[DATA EXTRACT]
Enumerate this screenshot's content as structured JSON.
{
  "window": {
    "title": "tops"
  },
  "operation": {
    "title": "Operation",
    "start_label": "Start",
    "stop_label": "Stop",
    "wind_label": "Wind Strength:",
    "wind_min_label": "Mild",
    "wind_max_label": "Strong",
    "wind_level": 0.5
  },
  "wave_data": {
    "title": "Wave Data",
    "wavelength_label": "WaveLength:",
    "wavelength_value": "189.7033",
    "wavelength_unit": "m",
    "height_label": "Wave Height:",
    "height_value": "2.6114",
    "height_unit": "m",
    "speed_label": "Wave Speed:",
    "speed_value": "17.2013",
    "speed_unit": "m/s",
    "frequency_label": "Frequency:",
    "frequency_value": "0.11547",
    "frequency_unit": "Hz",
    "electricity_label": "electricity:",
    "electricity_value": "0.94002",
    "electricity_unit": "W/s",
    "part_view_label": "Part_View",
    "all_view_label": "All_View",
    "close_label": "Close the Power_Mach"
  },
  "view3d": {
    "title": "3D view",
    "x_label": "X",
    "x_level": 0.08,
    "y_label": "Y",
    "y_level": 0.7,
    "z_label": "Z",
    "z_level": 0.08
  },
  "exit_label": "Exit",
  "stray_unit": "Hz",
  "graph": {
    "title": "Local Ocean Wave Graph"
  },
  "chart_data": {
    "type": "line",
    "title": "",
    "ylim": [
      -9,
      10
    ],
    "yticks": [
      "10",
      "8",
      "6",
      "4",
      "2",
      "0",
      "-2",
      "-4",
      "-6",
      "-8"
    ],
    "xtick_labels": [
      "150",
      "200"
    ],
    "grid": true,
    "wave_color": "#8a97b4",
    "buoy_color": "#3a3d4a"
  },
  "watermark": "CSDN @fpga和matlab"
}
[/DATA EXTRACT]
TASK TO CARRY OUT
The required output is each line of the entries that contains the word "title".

RESPONSE TO THIS TASK
    "title": "tops"
    "title": "Operation",
    "title": "Wave Data",
    "title": "3D view",
    "title": "Local Ocean Wave Graph"
    "title": "",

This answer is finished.